Definition Of Methodology And The Role It Plays In Project Management?
The methodology refers to the stringently described combination of the rationally affiliated practices, techniques along with processes which figure out how you can plan, develop, and manage in addition to providing of the Finance all through the continuous means of implementation until successfully completing as well as termination (Charvat, 2003). The intent behind the project methodology would certainly to let the control over the entire management process by way of effective decision making as well as problem solving at the similar period making sure the success of the particular practice, strategies, methods as well as technologies (Kerzner, 2013). Furthermore, the methodology typically offer framework to explain each part of detail, to allow the task supervisor who can understand what to accomplish to provide and also implement the work based on the schedule, the budget offered and requirement of the customer (Charvat, 2003). When it comes to the project management the methodologies acts as the guideline throughout the project, where it provides one step to follow as well as targets to meet the startup of the project and the completion. Moreover, methodologies are important because they help to prevent any failure and help in the reduction of the risks (Kerzner, 2013). The methodology offers tools which make the project manager work to be much easier. It contains the definitions, guidelines, as well as template for different project management activities which are needed in the delivery of the successful projects.
Various project methodologies can be utilized to the project management basing on the scope and the requirements of the project. The methodologies are agile and the waterfall.
Waterfall methodology: The use of this waterfall methodology of the project management focus on the use of the teams in the project which is an important aspect (Bowes, 2014). Additionally, this methodology ensures that there has been establishment of the goals and they is timeline which is established (Kerzner, 2013). Each team is provided with different assignment of the project and they are accountable that they are completed.
Agile methodology: the use of this methodology aims at empowering of the teams. Moreover, it encourage the involvement of the client to the project to enable any changes or risk that needs to be made on the tasks (Bowes, 2014). The basic function of this methodology is that it improve on the teams, and there is monitoring of the project all throughout the tasks where there is responsiveness to the changes.
Comparison between the Agile and the waterfall methodologies

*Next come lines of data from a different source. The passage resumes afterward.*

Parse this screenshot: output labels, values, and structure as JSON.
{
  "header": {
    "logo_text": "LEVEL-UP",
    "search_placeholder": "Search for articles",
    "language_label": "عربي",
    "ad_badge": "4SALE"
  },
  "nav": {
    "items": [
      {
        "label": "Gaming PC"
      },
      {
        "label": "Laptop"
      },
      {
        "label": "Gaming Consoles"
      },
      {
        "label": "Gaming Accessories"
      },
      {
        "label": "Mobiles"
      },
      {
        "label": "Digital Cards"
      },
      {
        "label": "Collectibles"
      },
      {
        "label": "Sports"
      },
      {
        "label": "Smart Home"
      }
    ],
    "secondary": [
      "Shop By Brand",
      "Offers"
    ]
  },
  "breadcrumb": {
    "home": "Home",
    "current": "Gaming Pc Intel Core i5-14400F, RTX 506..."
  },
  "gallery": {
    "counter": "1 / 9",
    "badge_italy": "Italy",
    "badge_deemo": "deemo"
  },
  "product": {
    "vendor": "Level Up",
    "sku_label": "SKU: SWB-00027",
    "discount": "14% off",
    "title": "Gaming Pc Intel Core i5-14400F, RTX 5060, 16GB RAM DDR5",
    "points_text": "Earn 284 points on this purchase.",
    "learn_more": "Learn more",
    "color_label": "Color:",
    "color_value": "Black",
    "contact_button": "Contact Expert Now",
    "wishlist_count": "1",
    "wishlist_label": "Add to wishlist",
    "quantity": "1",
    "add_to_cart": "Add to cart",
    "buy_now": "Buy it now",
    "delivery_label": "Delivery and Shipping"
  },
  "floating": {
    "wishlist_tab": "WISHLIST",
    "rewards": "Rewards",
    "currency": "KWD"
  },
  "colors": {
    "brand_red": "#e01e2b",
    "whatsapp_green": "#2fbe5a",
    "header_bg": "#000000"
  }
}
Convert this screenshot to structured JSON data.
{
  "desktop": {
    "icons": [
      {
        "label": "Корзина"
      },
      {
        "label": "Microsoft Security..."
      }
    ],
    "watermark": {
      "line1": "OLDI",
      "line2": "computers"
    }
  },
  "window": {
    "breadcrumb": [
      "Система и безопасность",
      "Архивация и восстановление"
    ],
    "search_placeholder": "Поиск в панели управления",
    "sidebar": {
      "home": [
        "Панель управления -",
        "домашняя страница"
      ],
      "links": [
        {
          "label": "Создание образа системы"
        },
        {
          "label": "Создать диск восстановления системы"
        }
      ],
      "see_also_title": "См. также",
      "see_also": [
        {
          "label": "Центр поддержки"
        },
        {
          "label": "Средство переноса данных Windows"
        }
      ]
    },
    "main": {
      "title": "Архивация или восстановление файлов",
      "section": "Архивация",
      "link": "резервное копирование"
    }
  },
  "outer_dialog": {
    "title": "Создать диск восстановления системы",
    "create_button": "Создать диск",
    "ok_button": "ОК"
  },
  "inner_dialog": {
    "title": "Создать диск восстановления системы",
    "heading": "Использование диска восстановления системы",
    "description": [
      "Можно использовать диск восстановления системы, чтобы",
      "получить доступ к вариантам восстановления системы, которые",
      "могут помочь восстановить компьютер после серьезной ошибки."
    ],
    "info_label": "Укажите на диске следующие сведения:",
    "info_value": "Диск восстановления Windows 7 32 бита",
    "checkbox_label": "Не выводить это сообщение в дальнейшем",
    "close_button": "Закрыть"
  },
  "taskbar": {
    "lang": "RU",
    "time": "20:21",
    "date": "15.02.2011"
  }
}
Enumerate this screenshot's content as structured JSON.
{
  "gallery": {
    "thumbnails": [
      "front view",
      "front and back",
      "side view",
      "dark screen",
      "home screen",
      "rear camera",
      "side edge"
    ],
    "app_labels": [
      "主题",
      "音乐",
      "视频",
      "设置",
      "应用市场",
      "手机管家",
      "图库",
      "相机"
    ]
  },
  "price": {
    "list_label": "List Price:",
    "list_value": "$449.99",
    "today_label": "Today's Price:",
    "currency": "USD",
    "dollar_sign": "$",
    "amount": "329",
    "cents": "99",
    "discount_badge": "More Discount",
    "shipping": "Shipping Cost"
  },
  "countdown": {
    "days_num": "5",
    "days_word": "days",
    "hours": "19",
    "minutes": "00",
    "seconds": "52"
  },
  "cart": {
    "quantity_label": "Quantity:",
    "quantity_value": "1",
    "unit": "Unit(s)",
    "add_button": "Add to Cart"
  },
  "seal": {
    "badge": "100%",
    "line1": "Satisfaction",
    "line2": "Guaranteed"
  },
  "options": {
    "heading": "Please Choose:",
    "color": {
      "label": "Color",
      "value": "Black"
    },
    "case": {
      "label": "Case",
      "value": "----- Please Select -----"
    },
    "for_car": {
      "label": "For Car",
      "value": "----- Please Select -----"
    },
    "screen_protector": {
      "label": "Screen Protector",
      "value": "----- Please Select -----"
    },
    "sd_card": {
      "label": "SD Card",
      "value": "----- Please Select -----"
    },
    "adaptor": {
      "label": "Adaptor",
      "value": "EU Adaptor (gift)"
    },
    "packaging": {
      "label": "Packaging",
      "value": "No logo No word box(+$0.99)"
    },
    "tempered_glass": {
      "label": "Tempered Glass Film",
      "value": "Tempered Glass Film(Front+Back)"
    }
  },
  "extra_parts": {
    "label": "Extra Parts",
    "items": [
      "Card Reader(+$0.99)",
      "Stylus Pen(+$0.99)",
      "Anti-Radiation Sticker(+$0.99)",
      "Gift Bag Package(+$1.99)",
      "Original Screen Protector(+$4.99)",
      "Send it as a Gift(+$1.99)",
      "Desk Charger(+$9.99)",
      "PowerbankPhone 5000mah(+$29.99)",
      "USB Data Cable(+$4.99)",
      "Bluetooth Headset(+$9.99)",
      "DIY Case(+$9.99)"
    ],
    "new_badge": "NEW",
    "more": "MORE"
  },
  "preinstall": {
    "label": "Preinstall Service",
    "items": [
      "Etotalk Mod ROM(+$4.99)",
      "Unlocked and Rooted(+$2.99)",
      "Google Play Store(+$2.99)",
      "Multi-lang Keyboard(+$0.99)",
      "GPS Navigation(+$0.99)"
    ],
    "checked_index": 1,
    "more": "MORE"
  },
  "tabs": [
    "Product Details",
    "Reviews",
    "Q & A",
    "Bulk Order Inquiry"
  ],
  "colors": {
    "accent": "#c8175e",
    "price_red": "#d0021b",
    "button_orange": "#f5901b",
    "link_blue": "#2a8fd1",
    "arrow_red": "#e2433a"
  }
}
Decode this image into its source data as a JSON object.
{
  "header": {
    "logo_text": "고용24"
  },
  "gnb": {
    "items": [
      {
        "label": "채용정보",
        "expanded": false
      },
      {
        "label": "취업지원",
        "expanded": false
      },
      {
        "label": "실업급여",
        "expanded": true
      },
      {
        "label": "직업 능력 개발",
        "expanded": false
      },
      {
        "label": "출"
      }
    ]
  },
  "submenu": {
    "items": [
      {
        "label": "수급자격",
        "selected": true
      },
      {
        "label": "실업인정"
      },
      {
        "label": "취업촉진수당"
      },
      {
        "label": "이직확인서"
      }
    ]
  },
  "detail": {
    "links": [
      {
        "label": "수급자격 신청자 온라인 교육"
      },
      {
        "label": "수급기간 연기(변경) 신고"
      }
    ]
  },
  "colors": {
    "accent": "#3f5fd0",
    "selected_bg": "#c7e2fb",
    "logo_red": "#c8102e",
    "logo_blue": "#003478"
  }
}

When it comes to the comparison of these methodologies it is important to understand that they are both designed in order to place the framework of the structure over the development of any new project (Kerzner, 2013). Moreover, both of these methodologies the owner of the project is responsible in defining of the scope of the product and the team are responsible to realize the goals are implemented to achieve on the project (Cicmil, Williams, Thomas & Hodgson, 2006). Other similarities on these methodologies is that both result to the business of the project and they are tailored depending on the needs of the clients. Additionally, it is important to note that the methodologies use teams who play a significant role in the achieving of the project and these individuals are greatly empowered.
The contrast of the Agile and waterfall methodologies
When it comes to the Agile methodology it prefer that the client is present all throughout the period of the project whereas on the other side the waterfall methodology does not require the client to be always available but rather only at the milestone stage (Kannan, Jhajharia & Verma, 2014). Another contrast between the two is that the agile methodology generally welcomes on any specific change, however these alterations arrives at a cost, or a schedule, and this could work best when the scope is not identified yet (Kannan, Jhajharia & Verma, 2014). Alternatively, with regards to the waterfall it generally functions whenever the scope continues to be recognized in advance, or maybe when the terms of the contract is confronted with the minimal alterations (Cicmil, Williams, Thomas & Hodgson, 2006).The last difference is that the agile methodology prefers a small number of dedicated team who are coordinated well but when it comes to the waterfall methodology it prefer the coordination of the team to be limited up to the handoff point.
How to the chosen methodologies and the process relate to the project life cycle
The selected methodology along with the procedures for the task life cycle is the agile method. It is essential to select on the life cycle which could work best for the process. This really is an essential strategic selection given that generating on an alternativethat is misguided could lead to outcomes that are devastating (Kannan, Jhajharia & Verma, 2014). The agile methodology provide across the life cycle as well as support the fast paced development. This offers organization an edge when it comes to the delivery of the various project. This choice continue to be dependent on the adjustment which is prototyping and also offers the client with the much better perspective of the project by regarding them in the act to ensure that adjustments could be made where necessary.
Bowes, J. (2014). Agile vs Waterfall: Comparing project management methods. internet: co. uk/agile-vs-waterfall-comparing-project-management- methodologies, 17.
Charvat, J. (2003). Project management methodologies: selecting, implementing, and supporting methodologies and processes for projects. John Wiley & Sons.
Cicmil, S., Williams, T., Thomas, J., & Hodgson, D. (2006). Rethinking project management researching the actuality of projects. International Journal of Project Management, 24(8), 675-686.
Kannan, V., Jhajharia, S., & Verma, S. (2014). Agile vs. waterfall: A comparative analysis. International Journal of Science, Engineering and Technology Research, 3(10), 2680- 2686.
Kerzner, H. (2013). Project management: a systems approach to planning, scheduling, and controlling. John Wiley & Sons.